ASSIGNMENT: Go over the entries below line by line, copying each one that contains the word "Сотовая".

*** RECORDS FOR THIS EXERCISE ***

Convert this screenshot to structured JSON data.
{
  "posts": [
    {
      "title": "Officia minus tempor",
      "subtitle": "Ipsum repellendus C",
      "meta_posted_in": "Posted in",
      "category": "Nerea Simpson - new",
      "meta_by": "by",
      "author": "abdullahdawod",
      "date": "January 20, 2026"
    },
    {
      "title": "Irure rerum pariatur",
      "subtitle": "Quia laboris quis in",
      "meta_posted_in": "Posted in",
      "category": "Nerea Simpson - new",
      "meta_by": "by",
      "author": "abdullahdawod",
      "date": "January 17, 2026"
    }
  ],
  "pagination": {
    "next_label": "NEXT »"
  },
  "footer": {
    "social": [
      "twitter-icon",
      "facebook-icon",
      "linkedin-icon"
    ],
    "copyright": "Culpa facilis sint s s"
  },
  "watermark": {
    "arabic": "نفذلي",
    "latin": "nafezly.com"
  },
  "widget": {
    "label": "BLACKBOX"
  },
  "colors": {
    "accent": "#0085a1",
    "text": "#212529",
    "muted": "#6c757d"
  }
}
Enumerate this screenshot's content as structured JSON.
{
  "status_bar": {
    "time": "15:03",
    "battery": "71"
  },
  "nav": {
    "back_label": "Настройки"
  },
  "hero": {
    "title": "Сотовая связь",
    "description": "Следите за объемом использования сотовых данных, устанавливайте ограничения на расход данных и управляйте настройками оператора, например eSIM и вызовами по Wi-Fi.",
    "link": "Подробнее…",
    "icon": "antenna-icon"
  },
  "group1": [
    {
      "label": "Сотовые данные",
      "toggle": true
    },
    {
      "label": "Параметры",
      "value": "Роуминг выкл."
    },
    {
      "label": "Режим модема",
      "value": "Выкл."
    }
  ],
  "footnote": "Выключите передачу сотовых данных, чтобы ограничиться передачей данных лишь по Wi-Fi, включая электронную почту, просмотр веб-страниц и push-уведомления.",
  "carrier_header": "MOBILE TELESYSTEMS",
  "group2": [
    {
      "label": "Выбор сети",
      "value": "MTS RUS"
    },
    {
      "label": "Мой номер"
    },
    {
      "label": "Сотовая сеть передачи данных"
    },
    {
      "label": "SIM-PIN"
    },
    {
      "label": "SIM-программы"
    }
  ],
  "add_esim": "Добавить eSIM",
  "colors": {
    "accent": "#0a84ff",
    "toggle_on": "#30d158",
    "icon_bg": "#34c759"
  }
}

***

WRITTEN SOLUTION:
    "title": "Сотовая связь",
      "label": "Сотовая сеть передачи данных"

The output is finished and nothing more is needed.